-- Opening Marker --

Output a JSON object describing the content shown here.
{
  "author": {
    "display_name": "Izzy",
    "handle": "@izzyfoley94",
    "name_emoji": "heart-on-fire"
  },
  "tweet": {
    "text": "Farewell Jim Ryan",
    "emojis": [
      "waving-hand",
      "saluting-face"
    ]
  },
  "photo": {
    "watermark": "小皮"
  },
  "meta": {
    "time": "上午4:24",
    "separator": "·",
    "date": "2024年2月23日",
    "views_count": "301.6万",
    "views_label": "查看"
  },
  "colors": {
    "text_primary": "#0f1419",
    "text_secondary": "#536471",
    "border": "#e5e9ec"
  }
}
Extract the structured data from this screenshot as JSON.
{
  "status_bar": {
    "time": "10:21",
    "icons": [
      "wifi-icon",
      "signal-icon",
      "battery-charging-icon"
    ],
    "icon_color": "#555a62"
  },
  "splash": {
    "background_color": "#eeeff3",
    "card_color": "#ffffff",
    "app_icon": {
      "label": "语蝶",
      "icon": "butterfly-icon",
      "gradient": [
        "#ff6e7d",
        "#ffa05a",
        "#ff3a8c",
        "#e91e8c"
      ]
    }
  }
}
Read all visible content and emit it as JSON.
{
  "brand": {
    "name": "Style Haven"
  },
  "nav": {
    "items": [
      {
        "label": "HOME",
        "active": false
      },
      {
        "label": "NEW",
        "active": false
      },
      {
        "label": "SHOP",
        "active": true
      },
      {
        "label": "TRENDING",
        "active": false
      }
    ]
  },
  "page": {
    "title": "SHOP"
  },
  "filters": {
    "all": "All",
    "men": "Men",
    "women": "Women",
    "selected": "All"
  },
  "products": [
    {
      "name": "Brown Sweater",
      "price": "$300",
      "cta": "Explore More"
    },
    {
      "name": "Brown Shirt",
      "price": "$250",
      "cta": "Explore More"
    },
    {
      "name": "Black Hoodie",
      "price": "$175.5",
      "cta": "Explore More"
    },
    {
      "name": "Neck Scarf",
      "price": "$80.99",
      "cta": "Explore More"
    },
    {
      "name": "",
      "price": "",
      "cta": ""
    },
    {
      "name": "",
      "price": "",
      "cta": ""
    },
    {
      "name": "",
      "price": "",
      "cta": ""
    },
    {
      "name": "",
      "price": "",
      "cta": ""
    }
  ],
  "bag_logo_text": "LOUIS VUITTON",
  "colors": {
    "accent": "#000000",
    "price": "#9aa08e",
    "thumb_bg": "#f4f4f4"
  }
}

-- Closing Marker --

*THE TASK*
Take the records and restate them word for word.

*RESULT*
Output a JSON object describing the content shown here.
{
  "author": {
    "display_name": "Izzy",
    "handle": "@izzyfoley94",
    "name_emoji": "heart-on-fire"
  },
  "tweet": {
    "text": "Farewell Jim Ryan",
    "emojis": [
      "waving-hand",
      "saluting-face"
    ]
  },
  "photo": {
    "watermark": "小皮"
  },
  "meta": {
    "time": "上午4:24",
    "separator": "·",
    "date": "2024年2月23日",
    "views_count": "301.6万",
    "views_label": "查看"
  },
  "colors": {
    "text_primary": "#0f1419",
    "text_secondary": "#536471",
    "border": "#e5e9ec"
  }
}
Extract the structured data from this screenshot as JSON.
{
  "status_bar": {
    "time": "10:21",
    "icons": [
      "wifi-icon",
      "signal-icon",
      "battery-charging-icon"
    ],
    "icon_color": "#555a62"
  },
  "splash": {
    "background_color": "#eeeff3",
    "card_color": "#ffffff",
    "app_icon": {
      "label": "语蝶",
      "icon": "butterfly-icon",
      "gradient": [
        "#ff6e7d",
        "#ffa05a",
        "#ff3a8c",
        "#e91e8c"
      ]
    }
  }
}
Read all visible content and emit it as JSON.
{
  "brand": {
    "name": "Style Haven"
  },
  "nav": {
    "items": [
      {
        "label": "HOME",
        "active": false
      },
      {
        "label": "NEW",
        "active": false
      },
      {
        "label": "SHOP",
        "active": true
      },
      {
        "label": "TRENDING",
        "active": false
      }
    ]
  },
  "page": {
    "title": "SHOP"
  },
  "filters": {
    "all": "All",
    "men": "Men",
    "women": "Women",
    "selected": "All"
  },
  "products": [
    {
      "name": "Brown Sweater",
      "price": "$300",
      "cta": "Explore More"
    },
    {
      "name": "Brown Shirt",
      "price": "$250",
      "cta": "Explore More"
    },
    {
      "name": "Black Hoodie",
      "price": "$175.5",
      "cta": "Explore More"
    },
    {
      "name": "Neck Scarf",
      "price": "$80.99",
      "cta": "Explore More"
    },
    {
      "name": "",
      "price": "",
      "cta": ""
    },
    {
      "name": "",
      "price": "",
      "cta": ""
    },
    {
      "name": "",
      "price": "",
      "cta": ""
    },
    {
      "name": "",
      "price": "",
      "cta": ""
    }
  ],
  "bag_logo_text": "LOUIS VUITTON",
  "colors": {
    "accent": "#000000",
    "price": "#9aa08e",
    "thumb_bg": "#f4f4f4"
  }
}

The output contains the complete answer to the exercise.